▽

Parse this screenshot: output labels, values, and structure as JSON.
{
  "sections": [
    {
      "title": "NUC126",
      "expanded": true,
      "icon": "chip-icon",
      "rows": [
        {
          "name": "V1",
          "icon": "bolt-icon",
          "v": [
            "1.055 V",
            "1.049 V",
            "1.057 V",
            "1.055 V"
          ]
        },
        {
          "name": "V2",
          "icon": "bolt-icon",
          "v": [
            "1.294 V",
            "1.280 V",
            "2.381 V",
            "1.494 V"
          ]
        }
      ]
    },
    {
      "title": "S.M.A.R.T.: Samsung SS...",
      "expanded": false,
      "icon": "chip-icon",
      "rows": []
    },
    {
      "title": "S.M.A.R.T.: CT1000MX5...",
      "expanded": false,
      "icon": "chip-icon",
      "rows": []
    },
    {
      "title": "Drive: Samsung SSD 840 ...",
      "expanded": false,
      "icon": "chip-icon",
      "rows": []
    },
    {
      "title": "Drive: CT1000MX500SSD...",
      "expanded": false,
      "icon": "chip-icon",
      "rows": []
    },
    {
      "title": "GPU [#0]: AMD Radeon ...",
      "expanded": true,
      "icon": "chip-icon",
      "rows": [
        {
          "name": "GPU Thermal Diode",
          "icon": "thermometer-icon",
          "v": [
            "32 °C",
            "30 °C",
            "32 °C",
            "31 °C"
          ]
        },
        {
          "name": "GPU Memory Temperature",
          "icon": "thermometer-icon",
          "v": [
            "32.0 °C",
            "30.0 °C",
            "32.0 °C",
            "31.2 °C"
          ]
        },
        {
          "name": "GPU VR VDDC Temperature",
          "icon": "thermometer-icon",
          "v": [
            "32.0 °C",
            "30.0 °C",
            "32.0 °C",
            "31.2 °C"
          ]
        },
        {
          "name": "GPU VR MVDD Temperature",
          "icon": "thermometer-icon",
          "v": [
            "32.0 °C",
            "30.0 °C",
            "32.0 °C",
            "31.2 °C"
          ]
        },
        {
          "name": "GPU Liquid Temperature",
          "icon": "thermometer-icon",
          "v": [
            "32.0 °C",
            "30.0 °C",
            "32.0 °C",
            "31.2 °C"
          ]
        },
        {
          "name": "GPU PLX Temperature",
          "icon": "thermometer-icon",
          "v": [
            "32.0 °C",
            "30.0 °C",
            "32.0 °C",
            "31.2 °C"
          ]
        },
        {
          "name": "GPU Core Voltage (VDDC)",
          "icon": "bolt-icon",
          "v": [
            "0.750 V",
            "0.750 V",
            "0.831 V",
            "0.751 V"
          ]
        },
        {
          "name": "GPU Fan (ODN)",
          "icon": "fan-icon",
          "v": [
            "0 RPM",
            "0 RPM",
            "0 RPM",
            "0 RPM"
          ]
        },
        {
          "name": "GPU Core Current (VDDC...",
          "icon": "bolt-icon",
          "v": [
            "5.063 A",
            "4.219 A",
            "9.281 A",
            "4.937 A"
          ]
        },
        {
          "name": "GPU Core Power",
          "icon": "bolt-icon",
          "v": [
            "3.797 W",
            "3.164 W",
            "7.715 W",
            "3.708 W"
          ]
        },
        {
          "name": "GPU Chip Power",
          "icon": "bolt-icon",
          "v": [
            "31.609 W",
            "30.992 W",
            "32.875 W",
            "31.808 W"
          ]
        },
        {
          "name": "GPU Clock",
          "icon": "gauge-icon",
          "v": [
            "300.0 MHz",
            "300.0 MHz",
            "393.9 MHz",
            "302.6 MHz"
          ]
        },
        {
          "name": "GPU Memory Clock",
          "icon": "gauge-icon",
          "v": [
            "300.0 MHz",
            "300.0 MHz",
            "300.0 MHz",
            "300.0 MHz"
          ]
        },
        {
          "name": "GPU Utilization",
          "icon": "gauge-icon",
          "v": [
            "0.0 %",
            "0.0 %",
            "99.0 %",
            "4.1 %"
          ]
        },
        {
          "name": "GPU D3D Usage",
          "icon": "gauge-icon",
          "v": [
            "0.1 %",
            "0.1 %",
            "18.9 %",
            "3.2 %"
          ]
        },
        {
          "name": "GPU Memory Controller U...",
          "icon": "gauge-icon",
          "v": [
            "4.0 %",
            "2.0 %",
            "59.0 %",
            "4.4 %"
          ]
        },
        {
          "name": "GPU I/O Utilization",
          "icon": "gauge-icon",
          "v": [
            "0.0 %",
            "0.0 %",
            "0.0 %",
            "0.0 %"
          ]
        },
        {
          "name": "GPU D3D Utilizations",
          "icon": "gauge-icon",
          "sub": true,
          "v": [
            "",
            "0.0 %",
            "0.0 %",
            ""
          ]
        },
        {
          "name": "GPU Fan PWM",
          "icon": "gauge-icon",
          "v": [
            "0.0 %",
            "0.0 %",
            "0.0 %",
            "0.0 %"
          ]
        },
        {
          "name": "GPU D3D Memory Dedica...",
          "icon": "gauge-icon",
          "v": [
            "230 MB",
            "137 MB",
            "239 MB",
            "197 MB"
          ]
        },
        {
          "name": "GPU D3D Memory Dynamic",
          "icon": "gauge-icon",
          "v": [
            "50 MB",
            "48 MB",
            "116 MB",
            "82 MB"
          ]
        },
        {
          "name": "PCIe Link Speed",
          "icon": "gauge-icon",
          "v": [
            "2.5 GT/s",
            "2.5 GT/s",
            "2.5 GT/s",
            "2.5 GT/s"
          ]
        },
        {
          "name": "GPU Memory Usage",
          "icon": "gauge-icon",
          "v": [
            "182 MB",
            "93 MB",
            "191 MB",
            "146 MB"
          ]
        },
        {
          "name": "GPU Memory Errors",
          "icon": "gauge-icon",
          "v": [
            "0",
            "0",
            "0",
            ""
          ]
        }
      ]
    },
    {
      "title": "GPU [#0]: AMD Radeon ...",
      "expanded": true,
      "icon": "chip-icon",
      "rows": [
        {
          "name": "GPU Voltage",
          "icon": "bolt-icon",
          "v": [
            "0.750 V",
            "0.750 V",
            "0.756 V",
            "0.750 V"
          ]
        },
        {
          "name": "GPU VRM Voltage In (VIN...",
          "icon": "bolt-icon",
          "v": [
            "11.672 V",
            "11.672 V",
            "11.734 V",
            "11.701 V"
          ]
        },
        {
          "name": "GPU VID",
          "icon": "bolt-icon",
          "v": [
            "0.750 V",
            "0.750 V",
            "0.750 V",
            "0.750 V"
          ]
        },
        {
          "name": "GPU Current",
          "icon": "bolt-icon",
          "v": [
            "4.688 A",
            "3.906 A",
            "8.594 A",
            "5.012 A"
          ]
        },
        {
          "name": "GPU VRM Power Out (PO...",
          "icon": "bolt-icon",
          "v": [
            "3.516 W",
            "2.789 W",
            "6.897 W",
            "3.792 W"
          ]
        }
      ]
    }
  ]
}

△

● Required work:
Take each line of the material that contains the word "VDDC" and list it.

● Problem solution:
          "name": "GPU VR VDDC Temperature",
          "name": "GPU Core Voltage (VDDC)",
          "name": "GPU Core Current (VDDC...",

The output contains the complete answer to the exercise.